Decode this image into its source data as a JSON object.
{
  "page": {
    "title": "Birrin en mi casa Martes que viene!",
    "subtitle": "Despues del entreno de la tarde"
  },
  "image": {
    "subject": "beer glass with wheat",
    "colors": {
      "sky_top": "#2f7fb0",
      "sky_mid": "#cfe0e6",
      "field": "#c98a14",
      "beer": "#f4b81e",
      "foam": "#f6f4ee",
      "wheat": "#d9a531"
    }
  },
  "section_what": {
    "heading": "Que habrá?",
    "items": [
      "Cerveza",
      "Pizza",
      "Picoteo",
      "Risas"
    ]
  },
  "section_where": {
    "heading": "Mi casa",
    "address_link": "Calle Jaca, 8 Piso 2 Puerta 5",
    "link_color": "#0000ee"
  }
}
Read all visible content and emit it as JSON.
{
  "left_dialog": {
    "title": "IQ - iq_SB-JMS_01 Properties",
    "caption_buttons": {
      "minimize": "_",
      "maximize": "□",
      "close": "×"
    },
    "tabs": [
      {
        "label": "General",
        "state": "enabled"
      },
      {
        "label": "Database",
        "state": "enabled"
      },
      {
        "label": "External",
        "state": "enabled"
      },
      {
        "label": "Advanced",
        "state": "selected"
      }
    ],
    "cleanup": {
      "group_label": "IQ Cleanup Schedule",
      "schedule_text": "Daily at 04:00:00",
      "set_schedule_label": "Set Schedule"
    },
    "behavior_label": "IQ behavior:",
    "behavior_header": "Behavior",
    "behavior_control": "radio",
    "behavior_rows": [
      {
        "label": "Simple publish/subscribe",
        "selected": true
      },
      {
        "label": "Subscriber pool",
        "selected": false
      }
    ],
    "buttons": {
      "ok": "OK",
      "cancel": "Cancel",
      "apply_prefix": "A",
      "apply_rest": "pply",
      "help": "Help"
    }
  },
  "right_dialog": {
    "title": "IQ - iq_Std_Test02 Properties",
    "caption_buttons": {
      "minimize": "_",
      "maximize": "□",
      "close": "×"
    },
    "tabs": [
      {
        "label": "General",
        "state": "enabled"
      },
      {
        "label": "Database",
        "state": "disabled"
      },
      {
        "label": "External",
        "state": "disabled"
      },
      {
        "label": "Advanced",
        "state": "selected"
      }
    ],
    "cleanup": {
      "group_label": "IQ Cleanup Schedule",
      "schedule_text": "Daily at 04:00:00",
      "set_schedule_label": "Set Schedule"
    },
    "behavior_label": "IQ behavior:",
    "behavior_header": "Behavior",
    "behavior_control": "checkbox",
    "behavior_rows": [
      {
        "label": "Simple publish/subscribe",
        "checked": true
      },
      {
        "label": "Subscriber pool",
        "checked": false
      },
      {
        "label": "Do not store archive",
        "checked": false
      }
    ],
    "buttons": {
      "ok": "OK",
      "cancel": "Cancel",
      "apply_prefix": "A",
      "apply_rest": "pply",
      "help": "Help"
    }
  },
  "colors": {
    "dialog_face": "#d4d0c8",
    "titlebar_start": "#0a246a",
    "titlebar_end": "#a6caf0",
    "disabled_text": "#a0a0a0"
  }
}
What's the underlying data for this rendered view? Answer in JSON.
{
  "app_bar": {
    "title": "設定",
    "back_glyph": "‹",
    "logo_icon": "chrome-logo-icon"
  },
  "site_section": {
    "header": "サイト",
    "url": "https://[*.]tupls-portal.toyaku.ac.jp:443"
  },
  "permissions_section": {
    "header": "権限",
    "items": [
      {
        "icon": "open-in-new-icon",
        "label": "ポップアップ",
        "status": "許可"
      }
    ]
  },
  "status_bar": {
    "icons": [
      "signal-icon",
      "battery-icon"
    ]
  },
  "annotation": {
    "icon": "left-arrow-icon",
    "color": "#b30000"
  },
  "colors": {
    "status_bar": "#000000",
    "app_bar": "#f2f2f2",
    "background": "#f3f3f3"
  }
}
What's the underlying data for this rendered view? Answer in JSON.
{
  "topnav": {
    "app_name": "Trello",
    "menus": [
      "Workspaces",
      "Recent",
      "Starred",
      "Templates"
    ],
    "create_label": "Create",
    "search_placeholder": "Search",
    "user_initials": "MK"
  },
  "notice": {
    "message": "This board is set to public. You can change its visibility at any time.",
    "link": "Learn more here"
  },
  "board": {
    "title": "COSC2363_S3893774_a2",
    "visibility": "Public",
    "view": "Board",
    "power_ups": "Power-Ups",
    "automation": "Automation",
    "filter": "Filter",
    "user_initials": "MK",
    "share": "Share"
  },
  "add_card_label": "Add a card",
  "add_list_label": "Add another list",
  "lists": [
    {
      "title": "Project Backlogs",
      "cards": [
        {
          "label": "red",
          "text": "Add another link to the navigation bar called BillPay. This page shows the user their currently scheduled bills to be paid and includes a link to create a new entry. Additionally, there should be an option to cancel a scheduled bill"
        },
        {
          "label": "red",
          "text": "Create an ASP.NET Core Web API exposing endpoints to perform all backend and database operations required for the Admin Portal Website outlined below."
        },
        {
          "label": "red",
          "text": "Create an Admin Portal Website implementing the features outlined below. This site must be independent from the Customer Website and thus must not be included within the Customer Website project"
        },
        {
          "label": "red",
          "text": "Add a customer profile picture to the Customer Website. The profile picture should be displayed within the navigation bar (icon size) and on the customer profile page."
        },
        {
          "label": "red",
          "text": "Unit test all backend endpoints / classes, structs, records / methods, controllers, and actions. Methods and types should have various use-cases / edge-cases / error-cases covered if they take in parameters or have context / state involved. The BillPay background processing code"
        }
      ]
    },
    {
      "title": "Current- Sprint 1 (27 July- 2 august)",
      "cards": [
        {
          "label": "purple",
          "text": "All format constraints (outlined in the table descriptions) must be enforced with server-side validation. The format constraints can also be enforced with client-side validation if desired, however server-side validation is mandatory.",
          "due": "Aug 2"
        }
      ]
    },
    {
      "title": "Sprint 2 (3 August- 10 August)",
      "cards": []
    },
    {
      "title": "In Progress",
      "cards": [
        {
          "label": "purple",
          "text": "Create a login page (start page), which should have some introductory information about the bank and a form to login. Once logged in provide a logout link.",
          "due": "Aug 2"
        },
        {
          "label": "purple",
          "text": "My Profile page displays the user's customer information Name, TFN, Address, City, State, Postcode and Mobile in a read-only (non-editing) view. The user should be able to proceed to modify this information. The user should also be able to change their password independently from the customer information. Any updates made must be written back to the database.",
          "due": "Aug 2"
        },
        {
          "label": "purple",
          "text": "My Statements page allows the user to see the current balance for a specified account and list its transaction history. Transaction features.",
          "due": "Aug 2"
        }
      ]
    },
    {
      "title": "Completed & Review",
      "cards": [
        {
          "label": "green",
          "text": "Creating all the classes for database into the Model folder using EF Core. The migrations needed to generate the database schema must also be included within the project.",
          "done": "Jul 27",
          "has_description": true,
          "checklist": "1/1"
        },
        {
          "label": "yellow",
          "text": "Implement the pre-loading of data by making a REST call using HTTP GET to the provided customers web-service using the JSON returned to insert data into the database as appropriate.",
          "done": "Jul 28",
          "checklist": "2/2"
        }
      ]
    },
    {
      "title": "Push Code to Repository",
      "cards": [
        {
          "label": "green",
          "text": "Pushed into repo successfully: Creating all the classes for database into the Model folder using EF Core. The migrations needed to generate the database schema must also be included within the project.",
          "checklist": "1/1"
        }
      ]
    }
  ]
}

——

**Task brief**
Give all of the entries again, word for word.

**Expected answer**
Decode this image into its source data as a JSON object.
{
  "page": {
    "title": "Birrin en mi casa Martes que viene!",
    "subtitle": "Despues del entreno de la tarde"
  },
  "image": {
    "subject": "beer glass with wheat",
    "colors": {
      "sky_top": "#2f7fb0",
      "sky_mid": "#cfe0e6",
      "field": "#c98a14",
      "beer": "#f4b81e",
      "foam": "#f6f4ee",
      "wheat": "#d9a531"
    }
  },
  "section_what": {
    "heading": "Que habrá?",
    "items": [
      "Cerveza",
      "Pizza",
      "Picoteo",
      "Risas"
    ]
  },
  "section_where": {
    "heading": "Mi casa",
    "address_link": "Calle Jaca, 8 Piso 2 Puerta 5",
    "link_color": "#0000ee"
  }
}
Read all visible content and emit it as JSON.
{
  "left_dialog": {
    "title": "IQ - iq_SB-JMS_01 Properties",
    "caption_buttons": {
      "minimize": "_",
      "maximize": "□",
      "close": "×"
    },
    "tabs": [
      {
        "label": "General",
        "state": "enabled"
      },
      {
        "label": "Database",
        "state": "enabled"
      },
      {
        "label": "External",
        "state": "enabled"
      },
      {
        "label": "Advanced",
        "state": "selected"
      }
    ],
    "cleanup": {
      "group_label": "IQ Cleanup Schedule",
      "schedule_text": "Daily at 04:00:00",
      "set_schedule_label": "Set Schedule"
    },
    "behavior_label": "IQ behavior:",
    "behavior_header": "Behavior",
    "behavior_control": "radio",
    "behavior_rows": [
      {
        "label": "Simple publish/subscribe",
        "selected": true
      },
      {
        "label": "Subscriber pool",
        "selected": false
      }
    ],
    "buttons": {
      "ok": "OK",
      "cancel": "Cancel",
      "apply_prefix": "A",
      "apply_rest": "pply",
      "help": "Help"
    }
  },
  "right_dialog": {
    "title": "IQ - iq_Std_Test02 Properties",
    "caption_buttons": {
      "minimize": "_",
      "maximize": "□",
      "close": "×"
    },
    "tabs": [
      {
        "label": "General",
        "state": "enabled"
      },
      {
        "label": "Database",
        "state": "disabled"
      },
      {
        "label": "External",
        "state": "disabled"
      },
      {
        "label": "Advanced",
        "state": "selected"
      }
    ],
    "cleanup": {
      "group_label": "IQ Cleanup Schedule",
      "schedule_text": "Daily at 04:00:00",
      "set_schedule_label": "Set Schedule"
    },
    "behavior_label": "IQ behavior:",
    "behavior_header": "Behavior",
    "behavior_control": "checkbox",
    "behavior_rows": [
      {
        "label": "Simple publish/subscribe",
        "checked": true
      },
      {
        "label": "Subscriber pool",
        "checked": false
      },
      {
        "label": "Do not store archive",
        "checked": false
      }
    ],
    "buttons": {
      "ok": "OK",
      "cancel": "Cancel",
      "apply_prefix": "A",
      "apply_rest": "pply",
      "help": "Help"
    }
  },
  "colors": {
    "dialog_face": "#d4d0c8",
    "titlebar_start": "#0a246a",
    "titlebar_end": "#a6caf0",
    "disabled_text": "#a0a0a0"
  }
}
What's the underlying data for this rendered view? Answer in JSON.
{
  "app_bar": {
    "title": "設定",
    "back_glyph": "‹",
    "logo_icon": "chrome-logo-icon"
  },
  "site_section": {
    "header": "サイト",
    "url": "https://[*.]tupls-portal.toyaku.ac.jp:443"
  },
  "permissions_section": {
    "header": "権限",
    "items": [
      {
        "icon": "open-in-new-icon",
        "label": "ポップアップ",
        "status": "許可"
      }
    ]
  },
  "status_bar": {
    "icons": [
      "signal-icon",
      "battery-icon"
    ]
  },
  "annotation": {
    "icon": "left-arrow-icon",
    "color": "#b30000"
  },
  "colors": {
    "status_bar": "#000000",
    "app_bar": "#f2f2f2",
    "background": "#f3f3f3"
  }
}
What's the underlying data for this rendered view? Answer in JSON.
{
  "topnav": {
    "app_name": "Trello",
    "menus": [
      "Workspaces",
      "Recent",
      "Starred",
      "Templates"
    ],
    "create_label": "Create",
    "search_placeholder": "Search",
    "user_initials": "MK"
  },
  "notice": {
    "message": "This board is set to public. You can change its visibility at any time.",
    "link": "Learn more here"
  },
  "board": {
    "title": "COSC2363_S3893774_a2",
    "visibility": "Public",
    "view": "Board",
    "power_ups": "Power-Ups",
    "automation": "Automation",
    "filter": "Filter",
    "user_initials": "MK",
    "share": "Share"
  },
  "add_card_label": "Add a card",
  "add_list_label": "Add another list",
  "lists": [
    {
      "title": "Project Backlogs",
      "cards": [
        {
          "label": "red",
          "text": "Add another link to the navigation bar called BillPay. This page shows the user their currently scheduled bills to be paid and includes a link to create a new entry. Additionally, there should be an option to cancel a scheduled bill"
        },
        {
          "label": "red",
          "text": "Create an ASP.NET Core Web API exposing endpoints to perform all backend and database operations required for the Admin Portal Website outlined below."
        },
        {
          "label": "red",
          "text": "Create an Admin Portal Website implementing the features outlined below. This site must be independent from the Customer Website and thus must not be included within the Customer Website project"
        },
        {
          "label": "red",
          "text": "Add a customer profile picture to the Customer Website. The profile picture should be displayed within the navigation bar (icon size) and on the customer profile page."
        },
        {
          "label": "red",
          "text": "Unit test all backend endpoints / classes, structs, records / methods, controllers, and actions. Methods and types should have various use-cases / edge-cases / error-cases covered if they take in parameters or have context / state involved. The BillPay background processing code"
        }
      ]
    },
    {
      "title": "Current- Sprint 1 (27 July- 2 august)",
      "cards": [
        {
          "label": "purple",
          "text": "All format constraints (outlined in the table descriptions) must be enforced with server-side validation. The format constraints can also be enforced with client-side validation if desired, however server-side validation is mandatory.",
          "due": "Aug 2"
        }
      ]
    },
    {
      "title": "Sprint 2 (3 August- 10 August)",
      "cards": []
    },
    {
      "title": "In Progress",
      "cards": [
        {
          "label": "purple",
          "text": "Create a login page (start page), which should have some introductory information about the bank and a form to login. Once logged in provide a logout link.",
          "due": "Aug 2"
        },
        {
          "label": "purple",
          "text": "My Profile page displays the user's customer information Name, TFN, Address, City, State, Postcode and Mobile in a read-only (non-editing) view. The user should be able to proceed to modify this information. The user should also be able to change their password independently from the customer information. Any updates made must be written back to the database.",
          "due": "Aug 2"
        },
        {
          "label": "purple",
          "text": "My Statements page allows the user to see the current balance for a specified account and list its transaction history. Transaction features.",
          "due": "Aug 2"
        }
      ]
    },
    {
      "title": "Completed & Review",
      "cards": [
        {
          "label": "green",
          "text": "Creating all the classes for database into the Model folder using EF Core. The migrations needed to generate the database schema must also be included within the project.",
          "done": "Jul 27",
          "has_description": true,
          "checklist": "1/1"
        },
        {
          "label": "yellow",
          "text": "Implement the pre-loading of data by making a REST call using HTTP GET to the provided customers web-service using the JSON returned to insert data into the database as appropriate.",
          "done": "Jul 28",
          "checklist": "2/2"
        }
      ]
    },
    {
      "title": "Push Code to Repository",
      "cards": [
        {
          "label": "green",
          "text": "Pushed into repo successfully: Creating all the classes for database into the Model folder using EF Core. The migrations needed to generate the database schema must also be included within the project.",
          "checklist": "1/1"
        }
      ]
    }
  ]
}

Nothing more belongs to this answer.